Part of a private, gated community that lies within an enormous 2,000-acre wooded property to the north of Lake Tahoe, the golf course at Martis Camp Club is a Tom Fazio design that first opened its doors to members in 2008.
The course blends seamlessly into the High Sierra landscape where the front nine offer magnificent views of the surrounding mountain scenery before the back nine holes are then largely played out on a valley floor, crossing Martis Creek on several occasions.Tom Fazio has been quoted as saying, "the terrain and surrounding views of the Carson range, Lookout Mountain and Sierra crest gave us so many possibilities. I believe we delivered a course to Martis Camp members that will prove to be a superior golf experience and take its place with the renowned courses of the Western United States”.
Anyone who ventures to the greater Lake Tahoe area of America and can access both Martis Camp in CA and nearby Clear Creek in NV should do so. Both are private and both are excellent examples of top tier architecture by Tom Fazio and Ben Crenshaw / Bill Coore respectively. This review centers on Martis Camp and, as I have opined many times previously, the quality of the land is usually no less than 60% of the total equation when the key elements are weighed.
Being located high in the Sierras provides a stunning landscape that is truly breathtaking.
Martis Camp has plenty of rolls to the property and therein lies the dilemma for the golfer unable to execute quality tee shorts time after time. Tom Fazio has often been cited as the master architect who has perfected "the look" but often comes up short on how a course "plays."
Not this time.
The outward nine is good with such par-4 holes at the 5th, 6th and 9th respectively leading the way. However, it is during the inward side that Martis Camp accelerates into overdrive. The movement of the terrain adds to the cosmetic flourishes that are the hallmark domain of Fazio. But, in this case, Martis Camp requires a healthy dosage of strategic thought.
The putting surfaces are also a serious test of one's command of the flat stick. They are very large and often contain an array of hard to discern movements.
As the earlier review rightly noted -- the Fazio approach has often been one in which formulaic efforts have been done time after time. When one gets the number of outstanding properties the overall batting average is nowhere near what it can be. No doubt the effort has been a success commercially. Frankly the array of contracts Fazio has garnered is simply mindboggling. But sadly that has produced far too many vapid designs at other locations. That certainly is absent at Martis Camp. It also helps immensely when you have mint like turf conditions that truly bring out all the design qualities.

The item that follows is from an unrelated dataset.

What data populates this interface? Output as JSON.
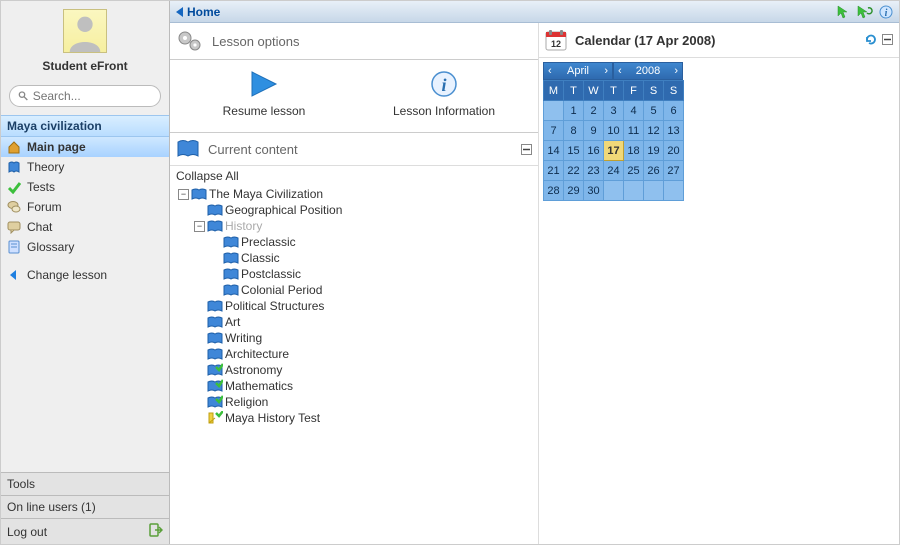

The ending stretch of holes brings the round to a grand conclusion. The short par-4 16th is one of Fazio's finest efforts in getting the short driveable par-4 hole into the process. The hole seduces the player into attempting the bold play but the slightest miscalculation can have you leaving the green pulling hair from one's head. The par-3 17th plays as the perfect counterpoint. At 217 yards this is far from your warm and cuddly short hole that Fazio generally inserts into his designs. The finale at 492 yards is a stout par-4 -- a first rate tee shot followed by an equaling dexterous approach is called upon.
Martis Camp will likely not receive the fanfare because of its relative invisibility. There won't be any high profile championships played so television exposure is unlikely. But make no mistake about it -- when you come to Martis Camp you'd best be ready to golf your game.
by M. James Ward
Tom Fazio continues to impress with this platinum level layout. The golf course is just one of many activities that exist at the highest level on the 2,200-acre Martis Camp property.
Each hole is carved out of a heavy forest giving each a lot of individuality and peaceful harmony, however the orientation of the routing maintains its natural flow without feeling like there are long distances between holes. The setting for so many of the greens is truly gorgeous, either because of the eye-opening backdrops, or the beautifully designed bunker complexes next to the greens. You immediately get an appreciation for the sheer size of the greens, which can be very difficult to read.
I really enjoyed the short par 4s that Fazio incorporates that are strategic from tee to green where the driver must stay in the bag. As is traditional, Fazio often places his fairway bunkers to stop balls running down into a ditch/hazard, which emphasizes great angles off the tees to ensure you have the optimal position for your approach shot.
Your tee shots at Martis Camp truly dictate how you’ll score as there is frequently an ideal side of the fairway to hit your approach shot from as the greens are not forgiving at all. I give Martis Camp top marks for design variety, depth perception challenges and a huge amount of risk/reward situations with enticing forced carries.
Architecturally, Fazio clearly put a lot of thought into this design as every hole is clearly memorable after your game and there isn’t much you’d change. Many of his notable layouts (Alotian, Caves Valley, Sage Valley, Eagle Point) quickly begin to look and feel the same due to the cookie cutter approach to the architecture and a serious lack of interesting variety, but fortunately the land at Martis Camp (just like at Gozzer Ranch) is magnificent and provides a canvas for a wonderful golf course.